Although President François Hollande has given the go-ahead for the project, his own party seems to have developed doubts, as controversy rages in Britain and in France.
The project is so big that failure could threaten the future of EDF, which is 85 percent state-owned, a party statement pointed out on Monday and it went on to call for "all questions and reserves" to be cleared up before going any further.
China, whose China General Nuclear Power Corporation (CGN) is committed to invest heavily, is also alarmed at the British government's deferment of a decision on the deal to build the controversial power station to the autumn.

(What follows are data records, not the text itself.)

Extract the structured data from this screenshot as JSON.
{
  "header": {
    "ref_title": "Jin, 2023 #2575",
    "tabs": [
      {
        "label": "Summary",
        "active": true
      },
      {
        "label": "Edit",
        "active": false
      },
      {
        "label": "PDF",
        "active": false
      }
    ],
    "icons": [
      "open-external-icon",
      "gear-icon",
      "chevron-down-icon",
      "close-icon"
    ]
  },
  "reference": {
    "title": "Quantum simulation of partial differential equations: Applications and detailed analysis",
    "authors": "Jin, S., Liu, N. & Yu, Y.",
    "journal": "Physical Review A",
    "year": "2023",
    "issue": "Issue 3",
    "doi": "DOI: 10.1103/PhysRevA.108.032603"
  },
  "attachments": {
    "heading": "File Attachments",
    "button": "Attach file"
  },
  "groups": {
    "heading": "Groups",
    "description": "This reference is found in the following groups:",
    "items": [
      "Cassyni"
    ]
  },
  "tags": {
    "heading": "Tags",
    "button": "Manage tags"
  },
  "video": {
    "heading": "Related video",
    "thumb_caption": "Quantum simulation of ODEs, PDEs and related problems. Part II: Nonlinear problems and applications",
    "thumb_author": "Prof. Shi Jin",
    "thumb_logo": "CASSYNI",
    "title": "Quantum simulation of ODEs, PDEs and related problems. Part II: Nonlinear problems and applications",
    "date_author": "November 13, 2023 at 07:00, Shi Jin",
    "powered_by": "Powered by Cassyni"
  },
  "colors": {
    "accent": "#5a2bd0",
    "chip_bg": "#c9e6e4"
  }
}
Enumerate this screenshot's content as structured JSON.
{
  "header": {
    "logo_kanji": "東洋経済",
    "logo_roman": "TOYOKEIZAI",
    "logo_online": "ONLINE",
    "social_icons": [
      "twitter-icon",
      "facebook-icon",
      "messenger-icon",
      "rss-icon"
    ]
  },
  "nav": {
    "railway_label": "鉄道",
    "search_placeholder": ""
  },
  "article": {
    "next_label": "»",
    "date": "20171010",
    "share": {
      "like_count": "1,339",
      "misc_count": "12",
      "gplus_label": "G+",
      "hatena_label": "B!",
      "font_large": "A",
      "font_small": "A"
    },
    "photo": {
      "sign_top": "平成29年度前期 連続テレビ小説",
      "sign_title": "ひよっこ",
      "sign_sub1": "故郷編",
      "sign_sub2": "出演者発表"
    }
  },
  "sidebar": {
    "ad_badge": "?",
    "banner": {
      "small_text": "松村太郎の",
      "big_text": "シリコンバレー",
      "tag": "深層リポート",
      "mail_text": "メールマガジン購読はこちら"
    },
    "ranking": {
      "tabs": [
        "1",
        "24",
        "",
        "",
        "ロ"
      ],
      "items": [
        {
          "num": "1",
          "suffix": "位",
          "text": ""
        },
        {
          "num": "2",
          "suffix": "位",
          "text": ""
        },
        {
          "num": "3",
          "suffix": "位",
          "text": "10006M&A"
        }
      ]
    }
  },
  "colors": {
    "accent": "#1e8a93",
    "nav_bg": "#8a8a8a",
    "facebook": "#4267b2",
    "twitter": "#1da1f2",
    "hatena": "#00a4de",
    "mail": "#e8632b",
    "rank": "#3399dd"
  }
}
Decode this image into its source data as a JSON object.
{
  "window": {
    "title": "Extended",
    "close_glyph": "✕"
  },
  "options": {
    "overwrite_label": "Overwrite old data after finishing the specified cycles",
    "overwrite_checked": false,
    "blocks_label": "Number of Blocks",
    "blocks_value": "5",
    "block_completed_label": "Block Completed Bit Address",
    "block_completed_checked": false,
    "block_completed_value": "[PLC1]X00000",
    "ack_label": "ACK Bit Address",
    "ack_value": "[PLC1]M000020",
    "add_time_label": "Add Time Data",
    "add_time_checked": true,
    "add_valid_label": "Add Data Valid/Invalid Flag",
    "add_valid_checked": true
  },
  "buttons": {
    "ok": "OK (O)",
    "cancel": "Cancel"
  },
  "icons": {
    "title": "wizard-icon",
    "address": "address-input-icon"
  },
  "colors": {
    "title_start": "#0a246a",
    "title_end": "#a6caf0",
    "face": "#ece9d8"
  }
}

Declaring that China-UK relations are at a "crucial historical juncture", Chinese ambassador to London Liu Xiaoming appealed to the British government to "come to a decision as soon as possible so that the project can proceed smoothly" in an article in Tuesday's Financial Times.
EDF unions slam boss
Three unions at the French energy company on Monday accused the government and EDF bosses of concealing the UK's intentions from the 28 July board meeting that gave the project the green light.
The British announcement came just hours after the vote, which approved the plan by 10 votes to seven.
That decision was "invalid", the CGT, CFE-CGC and FO unions declared in a joint statement, claiming that the government and chief executive Jean-Bernard Lévy were aware of the British government's intentions but did not tell the board.
President François Hollande had already given the green light to Lévy after meeting new Prime Minister Theresa May on 21 July.
May's predecessor, David Cameron, was an enthusiastic backer of the project but her advisers had expressed doubts at allowing Chinese investment in a sensitive operation, while some critics pointed to complications in the construction of other EPR reactors.
The French unions fear that the investment is too risky for EDF's future finances and was making the company too reliant on nuclear power.
Boss to sue union
Lévy last week said he would sue another union, Sud-Energie, for accusing him of lying to the board about Britain's intentions.
"The only element known on 28 July before the British government's announcement was the deferment of signing, which was initially envisaged for Friday 29 July," an EDF statement said, adding that this proposed date had never been made public so required no correction.
It threatened legal action against anyone "spreading such untruths".
Sud-Energie accused the company of overeacting to a leaflet for EDF employees that cited information from news media.
In a letter to board members dated 2 August, Lévy said he had been told that May "was asking for a bit more time" late on 27 July, according to the Reuters news agency.
On Friday a court rejected a bid by the works committee to have the board's decision annulled.